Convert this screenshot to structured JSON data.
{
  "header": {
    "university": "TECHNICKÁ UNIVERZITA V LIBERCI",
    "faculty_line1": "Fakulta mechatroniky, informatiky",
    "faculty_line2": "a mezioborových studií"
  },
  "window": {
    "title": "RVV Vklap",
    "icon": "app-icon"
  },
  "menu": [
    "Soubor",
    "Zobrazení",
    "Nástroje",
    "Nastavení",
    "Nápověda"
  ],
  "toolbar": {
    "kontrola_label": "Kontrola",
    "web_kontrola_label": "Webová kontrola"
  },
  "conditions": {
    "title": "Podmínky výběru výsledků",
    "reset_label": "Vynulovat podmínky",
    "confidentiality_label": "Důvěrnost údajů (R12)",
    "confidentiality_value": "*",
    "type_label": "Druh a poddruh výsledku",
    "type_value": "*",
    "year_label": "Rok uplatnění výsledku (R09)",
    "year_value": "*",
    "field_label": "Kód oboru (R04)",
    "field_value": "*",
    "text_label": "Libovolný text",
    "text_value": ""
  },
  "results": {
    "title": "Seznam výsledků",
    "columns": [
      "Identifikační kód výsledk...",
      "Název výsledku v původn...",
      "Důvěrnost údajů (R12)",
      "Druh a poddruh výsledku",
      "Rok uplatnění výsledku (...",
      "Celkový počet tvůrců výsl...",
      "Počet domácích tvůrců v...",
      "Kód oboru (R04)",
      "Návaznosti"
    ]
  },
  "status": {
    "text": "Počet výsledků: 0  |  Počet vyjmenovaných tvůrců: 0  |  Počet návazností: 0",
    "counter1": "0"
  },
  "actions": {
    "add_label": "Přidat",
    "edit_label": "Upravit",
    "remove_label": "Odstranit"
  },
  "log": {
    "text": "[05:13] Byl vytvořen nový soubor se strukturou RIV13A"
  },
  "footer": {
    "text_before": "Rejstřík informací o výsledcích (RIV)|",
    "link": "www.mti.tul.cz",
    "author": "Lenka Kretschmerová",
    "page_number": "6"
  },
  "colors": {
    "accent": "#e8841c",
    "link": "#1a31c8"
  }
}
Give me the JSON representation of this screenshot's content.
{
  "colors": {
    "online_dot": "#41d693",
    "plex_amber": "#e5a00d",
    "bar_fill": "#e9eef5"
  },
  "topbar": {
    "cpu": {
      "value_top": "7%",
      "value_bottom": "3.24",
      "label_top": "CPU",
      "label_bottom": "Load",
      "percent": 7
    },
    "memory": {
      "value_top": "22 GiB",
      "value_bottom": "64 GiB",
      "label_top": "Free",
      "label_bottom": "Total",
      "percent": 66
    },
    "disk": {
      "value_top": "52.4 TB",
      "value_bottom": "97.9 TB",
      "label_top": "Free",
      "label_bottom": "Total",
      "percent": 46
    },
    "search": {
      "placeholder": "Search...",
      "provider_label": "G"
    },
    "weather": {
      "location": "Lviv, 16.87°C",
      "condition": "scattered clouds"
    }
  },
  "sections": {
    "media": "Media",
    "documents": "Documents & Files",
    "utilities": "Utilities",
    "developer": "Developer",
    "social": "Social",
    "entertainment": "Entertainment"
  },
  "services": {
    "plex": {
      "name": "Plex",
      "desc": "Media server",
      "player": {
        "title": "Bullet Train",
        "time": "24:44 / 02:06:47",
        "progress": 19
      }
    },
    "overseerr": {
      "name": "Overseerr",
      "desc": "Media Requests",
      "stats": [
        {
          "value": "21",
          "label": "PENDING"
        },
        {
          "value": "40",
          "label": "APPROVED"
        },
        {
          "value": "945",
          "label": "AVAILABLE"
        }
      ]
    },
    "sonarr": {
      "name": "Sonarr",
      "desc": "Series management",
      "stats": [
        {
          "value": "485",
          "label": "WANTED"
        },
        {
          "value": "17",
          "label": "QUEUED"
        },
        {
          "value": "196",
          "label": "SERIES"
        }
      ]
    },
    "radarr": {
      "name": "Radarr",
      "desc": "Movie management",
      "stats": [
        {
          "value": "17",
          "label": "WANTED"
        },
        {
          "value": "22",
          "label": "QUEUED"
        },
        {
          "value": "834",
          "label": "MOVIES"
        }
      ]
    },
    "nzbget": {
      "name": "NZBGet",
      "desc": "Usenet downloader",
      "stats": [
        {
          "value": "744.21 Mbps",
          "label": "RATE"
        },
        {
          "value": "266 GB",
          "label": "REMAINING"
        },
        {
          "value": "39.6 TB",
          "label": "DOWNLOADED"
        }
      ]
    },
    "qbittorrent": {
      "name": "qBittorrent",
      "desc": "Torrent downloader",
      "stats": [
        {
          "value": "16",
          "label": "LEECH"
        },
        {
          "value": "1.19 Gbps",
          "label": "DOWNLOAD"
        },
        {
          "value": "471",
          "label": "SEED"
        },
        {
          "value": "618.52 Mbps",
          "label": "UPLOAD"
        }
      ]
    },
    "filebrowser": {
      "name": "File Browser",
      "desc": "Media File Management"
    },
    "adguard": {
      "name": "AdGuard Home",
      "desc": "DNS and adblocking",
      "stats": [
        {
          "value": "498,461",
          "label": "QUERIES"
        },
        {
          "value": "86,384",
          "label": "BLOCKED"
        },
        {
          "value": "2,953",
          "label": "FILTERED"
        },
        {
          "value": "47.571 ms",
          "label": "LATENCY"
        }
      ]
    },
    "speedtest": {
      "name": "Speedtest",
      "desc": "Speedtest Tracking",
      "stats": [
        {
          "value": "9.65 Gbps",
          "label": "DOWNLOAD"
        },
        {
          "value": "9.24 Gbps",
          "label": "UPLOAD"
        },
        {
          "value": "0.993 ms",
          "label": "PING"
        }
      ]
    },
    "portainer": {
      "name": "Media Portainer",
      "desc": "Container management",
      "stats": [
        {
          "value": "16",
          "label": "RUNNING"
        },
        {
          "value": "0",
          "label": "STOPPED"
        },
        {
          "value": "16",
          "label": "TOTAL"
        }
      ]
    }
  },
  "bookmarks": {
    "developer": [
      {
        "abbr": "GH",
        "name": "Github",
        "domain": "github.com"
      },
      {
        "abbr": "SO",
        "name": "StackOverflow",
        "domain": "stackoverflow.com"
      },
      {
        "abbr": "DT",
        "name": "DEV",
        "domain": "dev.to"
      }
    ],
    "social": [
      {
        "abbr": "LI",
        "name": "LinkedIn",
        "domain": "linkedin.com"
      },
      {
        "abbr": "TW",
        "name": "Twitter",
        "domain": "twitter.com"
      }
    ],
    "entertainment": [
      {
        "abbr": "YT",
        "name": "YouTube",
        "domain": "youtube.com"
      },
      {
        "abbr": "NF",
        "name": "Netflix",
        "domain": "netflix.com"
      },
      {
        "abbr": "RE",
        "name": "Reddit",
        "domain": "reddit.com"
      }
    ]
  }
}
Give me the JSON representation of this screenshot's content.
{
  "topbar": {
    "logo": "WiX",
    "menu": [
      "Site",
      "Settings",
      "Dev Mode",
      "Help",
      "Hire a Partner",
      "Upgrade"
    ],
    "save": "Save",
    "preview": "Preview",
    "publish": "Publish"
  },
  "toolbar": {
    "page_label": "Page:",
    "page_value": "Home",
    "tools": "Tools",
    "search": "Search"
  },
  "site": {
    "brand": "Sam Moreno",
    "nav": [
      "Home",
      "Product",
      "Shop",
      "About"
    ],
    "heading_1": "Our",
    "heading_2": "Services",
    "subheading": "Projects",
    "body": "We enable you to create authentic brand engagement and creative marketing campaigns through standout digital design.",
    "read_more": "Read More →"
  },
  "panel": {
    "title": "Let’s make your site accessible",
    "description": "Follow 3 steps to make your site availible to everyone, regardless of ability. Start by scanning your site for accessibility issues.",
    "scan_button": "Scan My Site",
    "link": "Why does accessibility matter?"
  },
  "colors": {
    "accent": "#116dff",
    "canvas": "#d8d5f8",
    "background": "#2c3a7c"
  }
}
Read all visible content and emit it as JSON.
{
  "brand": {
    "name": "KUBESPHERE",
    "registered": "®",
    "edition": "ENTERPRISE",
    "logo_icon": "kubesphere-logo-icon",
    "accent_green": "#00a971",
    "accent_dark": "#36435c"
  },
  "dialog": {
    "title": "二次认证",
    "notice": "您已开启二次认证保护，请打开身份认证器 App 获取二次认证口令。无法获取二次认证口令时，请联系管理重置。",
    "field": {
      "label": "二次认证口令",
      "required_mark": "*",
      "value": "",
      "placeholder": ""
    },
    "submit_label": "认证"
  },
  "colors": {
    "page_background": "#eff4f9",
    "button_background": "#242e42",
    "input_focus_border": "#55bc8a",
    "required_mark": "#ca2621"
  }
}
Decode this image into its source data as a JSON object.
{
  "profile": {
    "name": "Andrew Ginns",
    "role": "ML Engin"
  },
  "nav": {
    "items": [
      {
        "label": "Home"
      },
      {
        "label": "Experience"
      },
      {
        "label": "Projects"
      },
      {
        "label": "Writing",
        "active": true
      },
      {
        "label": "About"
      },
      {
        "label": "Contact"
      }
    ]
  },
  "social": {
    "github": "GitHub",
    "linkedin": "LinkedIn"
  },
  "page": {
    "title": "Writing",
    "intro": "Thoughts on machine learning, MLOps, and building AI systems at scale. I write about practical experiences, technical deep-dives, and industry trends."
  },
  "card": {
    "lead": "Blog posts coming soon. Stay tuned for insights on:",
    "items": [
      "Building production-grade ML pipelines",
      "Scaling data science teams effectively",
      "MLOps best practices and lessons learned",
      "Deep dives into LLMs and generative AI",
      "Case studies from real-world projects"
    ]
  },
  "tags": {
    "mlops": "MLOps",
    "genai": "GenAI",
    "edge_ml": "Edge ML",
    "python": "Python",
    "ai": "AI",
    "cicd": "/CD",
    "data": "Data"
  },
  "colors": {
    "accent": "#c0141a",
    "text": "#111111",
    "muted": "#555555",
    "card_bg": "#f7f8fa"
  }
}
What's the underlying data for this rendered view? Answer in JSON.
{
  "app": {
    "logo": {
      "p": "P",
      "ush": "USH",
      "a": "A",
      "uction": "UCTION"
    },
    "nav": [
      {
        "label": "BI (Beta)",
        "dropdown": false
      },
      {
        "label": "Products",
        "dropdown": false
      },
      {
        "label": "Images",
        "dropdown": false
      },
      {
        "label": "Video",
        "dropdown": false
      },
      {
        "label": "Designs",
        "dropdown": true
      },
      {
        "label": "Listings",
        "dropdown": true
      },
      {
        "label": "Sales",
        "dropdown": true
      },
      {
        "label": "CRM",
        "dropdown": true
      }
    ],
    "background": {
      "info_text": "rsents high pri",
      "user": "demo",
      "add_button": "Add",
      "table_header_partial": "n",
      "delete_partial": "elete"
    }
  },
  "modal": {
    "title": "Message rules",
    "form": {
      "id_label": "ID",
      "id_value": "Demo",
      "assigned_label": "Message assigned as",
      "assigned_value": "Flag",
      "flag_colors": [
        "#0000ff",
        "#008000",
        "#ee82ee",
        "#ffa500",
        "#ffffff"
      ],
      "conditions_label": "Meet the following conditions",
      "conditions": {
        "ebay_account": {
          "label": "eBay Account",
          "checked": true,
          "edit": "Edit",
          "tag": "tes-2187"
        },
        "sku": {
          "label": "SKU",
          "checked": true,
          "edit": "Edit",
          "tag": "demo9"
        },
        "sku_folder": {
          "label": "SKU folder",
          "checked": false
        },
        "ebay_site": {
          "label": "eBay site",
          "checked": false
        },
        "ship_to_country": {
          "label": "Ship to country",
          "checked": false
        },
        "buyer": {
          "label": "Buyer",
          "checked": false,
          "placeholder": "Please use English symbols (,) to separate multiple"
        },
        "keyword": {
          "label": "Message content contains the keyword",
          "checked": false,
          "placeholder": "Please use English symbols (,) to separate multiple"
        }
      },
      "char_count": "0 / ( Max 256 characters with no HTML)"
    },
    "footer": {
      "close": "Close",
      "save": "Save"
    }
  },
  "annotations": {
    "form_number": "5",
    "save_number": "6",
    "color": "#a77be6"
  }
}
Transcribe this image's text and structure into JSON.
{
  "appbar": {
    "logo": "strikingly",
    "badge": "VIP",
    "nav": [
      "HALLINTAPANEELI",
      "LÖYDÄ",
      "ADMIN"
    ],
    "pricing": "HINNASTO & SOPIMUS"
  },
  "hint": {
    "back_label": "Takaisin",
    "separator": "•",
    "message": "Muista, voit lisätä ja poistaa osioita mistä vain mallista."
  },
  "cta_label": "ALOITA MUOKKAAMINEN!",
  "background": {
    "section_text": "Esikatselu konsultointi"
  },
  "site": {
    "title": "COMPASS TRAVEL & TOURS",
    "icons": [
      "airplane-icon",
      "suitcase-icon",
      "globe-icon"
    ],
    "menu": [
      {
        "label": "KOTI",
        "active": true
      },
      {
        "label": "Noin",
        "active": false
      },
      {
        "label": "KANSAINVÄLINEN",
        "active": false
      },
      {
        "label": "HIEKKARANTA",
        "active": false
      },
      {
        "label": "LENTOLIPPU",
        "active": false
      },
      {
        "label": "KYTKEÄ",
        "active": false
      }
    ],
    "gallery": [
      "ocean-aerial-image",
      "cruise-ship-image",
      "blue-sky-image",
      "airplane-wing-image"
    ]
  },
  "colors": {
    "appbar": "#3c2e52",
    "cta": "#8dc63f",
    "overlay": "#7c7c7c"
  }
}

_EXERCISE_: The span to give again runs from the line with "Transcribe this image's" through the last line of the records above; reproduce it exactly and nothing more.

_RESULT OF THE TASK_:
Transcribe this image's text and structure into JSON.
{
  "appbar": {
    "logo": "strikingly",
    "badge": "VIP",
    "nav": [
      "HALLINTAPANEELI",
      "LÖYDÄ",
      "ADMIN"
    ],
    "pricing": "HINNASTO & SOPIMUS"
  },
  "hint": {
    "back_label": "Takaisin",
    "separator": "•",
    "message": "Muista, voit lisätä ja poistaa osioita mistä vain mallista."
  },
  "cta_label": "ALOITA MUOKKAAMINEN!",
  "background": {
    "section_text": "Esikatselu konsultointi"
  },
  "site": {
    "title": "COMPASS TRAVEL & TOURS",
    "icons": [
      "airplane-icon",
      "suitcase-icon",
      "globe-icon"
    ],
    "menu": [
      {
        "label": "KOTI",
        "active": true
      },
      {
        "label": "Noin",
        "active": false
      },
      {
        "label": "KANSAINVÄLINEN",
        "active": false
      },
      {
        "label": "HIEKKARANTA",
        "active": false
      },
      {
        "label": "LENTOLIPPU",
        "active": false
      },
      {
        "label": "KYTKEÄ",
        "active": false
      }
    ],
    "gallery": [
      "ocean-aerial-image",
      "cruise-ship-image",
      "blue-sky-image",
      "airplane-wing-image"
    ]
  },
  "colors": {
    "appbar": "#3c2e52",
    "cta": "#8dc63f",
    "overlay": "#7c7c7c"
  }
}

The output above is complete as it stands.